◆ About this task ◆
Would you copy every record exactly as it stands and drop the pictures?

◆ Supplied records ◆
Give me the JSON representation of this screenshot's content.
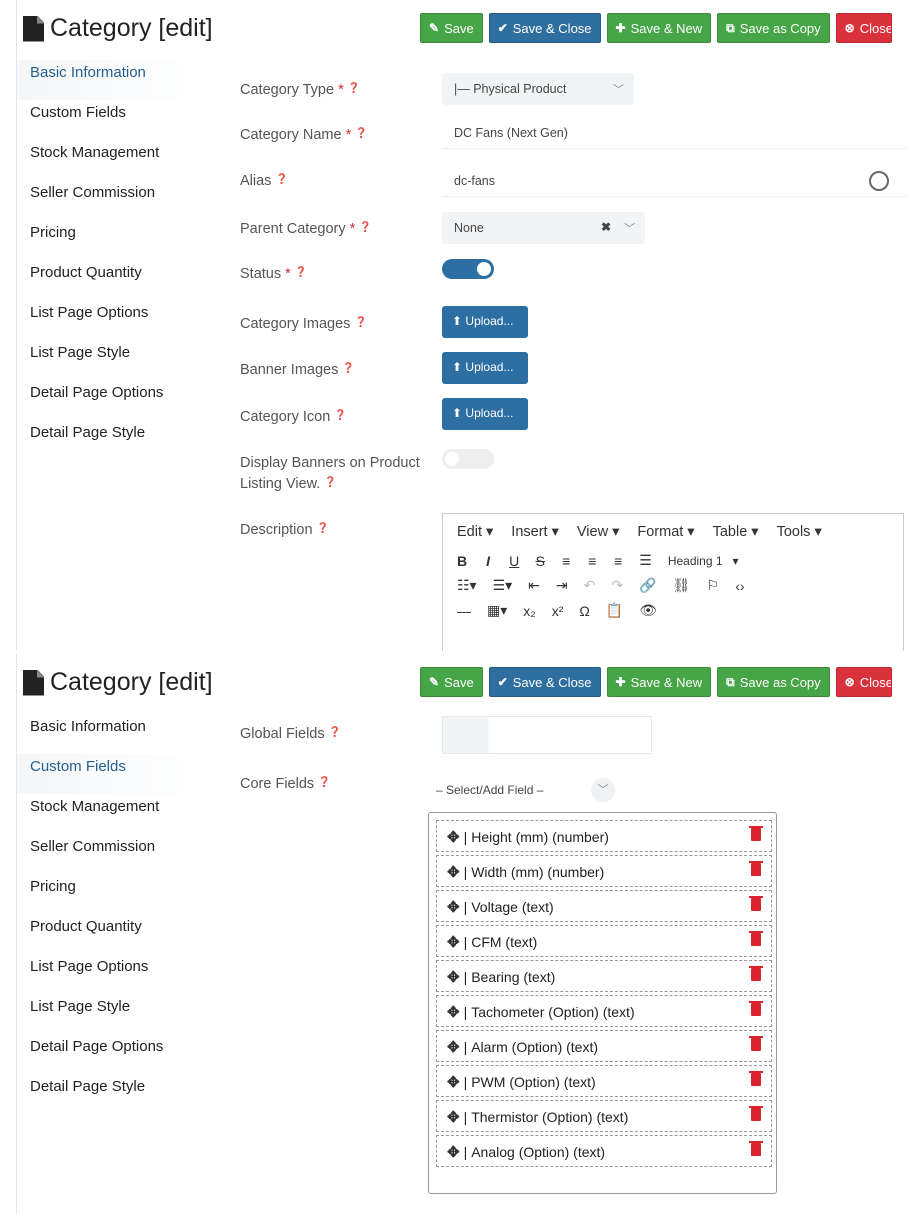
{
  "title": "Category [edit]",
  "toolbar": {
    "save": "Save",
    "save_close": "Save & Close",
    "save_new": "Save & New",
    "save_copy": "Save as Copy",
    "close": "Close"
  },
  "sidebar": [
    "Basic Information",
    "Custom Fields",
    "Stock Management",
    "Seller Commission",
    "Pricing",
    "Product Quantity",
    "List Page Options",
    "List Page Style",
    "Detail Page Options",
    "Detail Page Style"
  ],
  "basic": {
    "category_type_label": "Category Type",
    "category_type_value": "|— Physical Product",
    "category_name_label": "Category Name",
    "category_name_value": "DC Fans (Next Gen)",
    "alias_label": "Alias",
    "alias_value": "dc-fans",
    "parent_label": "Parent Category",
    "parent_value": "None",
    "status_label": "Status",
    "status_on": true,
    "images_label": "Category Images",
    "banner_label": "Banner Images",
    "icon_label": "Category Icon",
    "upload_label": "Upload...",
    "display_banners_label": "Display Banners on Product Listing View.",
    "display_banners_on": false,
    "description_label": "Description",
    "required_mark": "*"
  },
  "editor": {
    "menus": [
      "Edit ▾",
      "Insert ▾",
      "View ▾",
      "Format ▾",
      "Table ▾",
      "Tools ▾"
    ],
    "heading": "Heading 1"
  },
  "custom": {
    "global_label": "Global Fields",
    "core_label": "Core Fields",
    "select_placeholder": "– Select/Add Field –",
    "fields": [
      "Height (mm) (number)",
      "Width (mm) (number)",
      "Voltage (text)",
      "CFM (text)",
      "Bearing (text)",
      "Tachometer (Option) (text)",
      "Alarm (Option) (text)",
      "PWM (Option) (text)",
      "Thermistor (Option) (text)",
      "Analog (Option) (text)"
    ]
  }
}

◆ Completed exercise ◆
Give me the JSON representation of this screenshot's content.
{
  "title": "Category [edit]",
  "toolbar": {
    "save": "Save",
    "save_close": "Save & Close",
    "save_new": "Save & New",
    "save_copy": "Save as Copy",
    "close": "Close"
  },
  "sidebar": [
    "Basic Information",
    "Custom Fields",
    "Stock Management",
    "Seller Commission",
    "Pricing",
    "Product Quantity",
    "List Page Options",
    "List Page Style",
    "Detail Page Options",
    "Detail Page Style"
  ],
  "basic": {
    "category_type_label": "Category Type",
    "category_type_value": "|— Physical Product",
    "category_name_label": "Category Name",
    "category_name_value": "DC Fans (Next Gen)",
    "alias_label": "Alias",
    "alias_value": "dc-fans",
    "parent_label": "Parent Category",
    "parent_value": "None",
    "status_label": "Status",
    "status_on": true,
    "images_label": "Category Images",
    "banner_label": "Banner Images",
    "icon_label": "Category Icon",
    "upload_label": "Upload...",
    "display_banners_label": "Display Banners on Product Listing View.",
    "display_banners_on": false,
    "description_label": "Description",
    "required_mark": "*"
  },
  "editor": {
    "menus": [
      "Edit ▾",
      "Insert ▾",
      "View ▾",
      "Format ▾",
      "Table ▾",
      "Tools ▾"
    ],
    "heading": "Heading 1"
  },
  "custom": {
    "global_label": "Global Fields",
    "core_label": "Core Fields",
    "select_placeholder": "– Select/Add Field –",
    "fields": [
      "Height (mm) (number)",
      "Width (mm) (number)",
      "Voltage (text)",
      "CFM (text)",
      "Bearing (text)",
      "Tachometer (Option) (text)",
      "Alarm (Option) (text)",
      "PWM (Option) (text)",
      "Thermistor (Option) (text)",
      "Analog (Option) (text)"
    ]
  }
}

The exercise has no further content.